* Dataset records *
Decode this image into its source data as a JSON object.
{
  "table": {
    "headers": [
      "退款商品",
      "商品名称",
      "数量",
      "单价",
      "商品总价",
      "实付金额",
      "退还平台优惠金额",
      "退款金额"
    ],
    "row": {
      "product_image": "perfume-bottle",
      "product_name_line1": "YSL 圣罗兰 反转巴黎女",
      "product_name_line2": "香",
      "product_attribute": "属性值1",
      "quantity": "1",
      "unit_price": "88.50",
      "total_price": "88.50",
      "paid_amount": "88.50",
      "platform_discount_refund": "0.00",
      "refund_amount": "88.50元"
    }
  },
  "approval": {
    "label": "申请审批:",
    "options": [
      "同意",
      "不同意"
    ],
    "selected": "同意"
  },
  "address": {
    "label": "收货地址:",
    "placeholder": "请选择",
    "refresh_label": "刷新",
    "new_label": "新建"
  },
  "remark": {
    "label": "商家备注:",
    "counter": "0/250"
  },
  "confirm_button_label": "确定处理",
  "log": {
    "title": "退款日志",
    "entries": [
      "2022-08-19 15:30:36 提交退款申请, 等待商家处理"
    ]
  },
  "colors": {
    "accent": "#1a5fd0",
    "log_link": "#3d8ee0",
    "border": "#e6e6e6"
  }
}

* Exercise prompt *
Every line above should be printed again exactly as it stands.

* Answer box *
Decode this image into its source data as a JSON object.
{
  "table": {
    "headers": [
      "退款商品",
      "商品名称",
      "数量",
      "单价",
      "商品总价",
      "实付金额",
      "退还平台优惠金额",
      "退款金额"
    ],
    "row": {
      "product_image": "perfume-bottle",
      "product_name_line1": "YSL 圣罗兰 反转巴黎女",
      "product_name_line2": "香",
      "product_attribute": "属性值1",
      "quantity": "1",
      "unit_price": "88.50",
      "total_price": "88.50",
      "paid_amount": "88.50",
      "platform_discount_refund": "0.00",
      "refund_amount": "88.50元"
    }
  },
  "approval": {
    "label": "申请审批:",
    "options": [
      "同意",
      "不同意"
    ],
    "selected": "同意"
  },
  "address": {
    "label": "收货地址:",
    "placeholder": "请选择",
    "refresh_label": "刷新",
    "new_label": "新建"
  },
  "remark": {
    "label": "商家备注:",
    "counter": "0/250"
  },
  "confirm_button_label": "确定处理",
  "log": {
    "title": "退款日志",
    "entries": [
      "2022-08-19 15:30:36 提交退款申请, 等待商家处理"
    ]
  },
  "colors": {
    "accent": "#1a5fd0",
    "log_link": "#3d8ee0",
    "border": "#e6e6e6"
  }
}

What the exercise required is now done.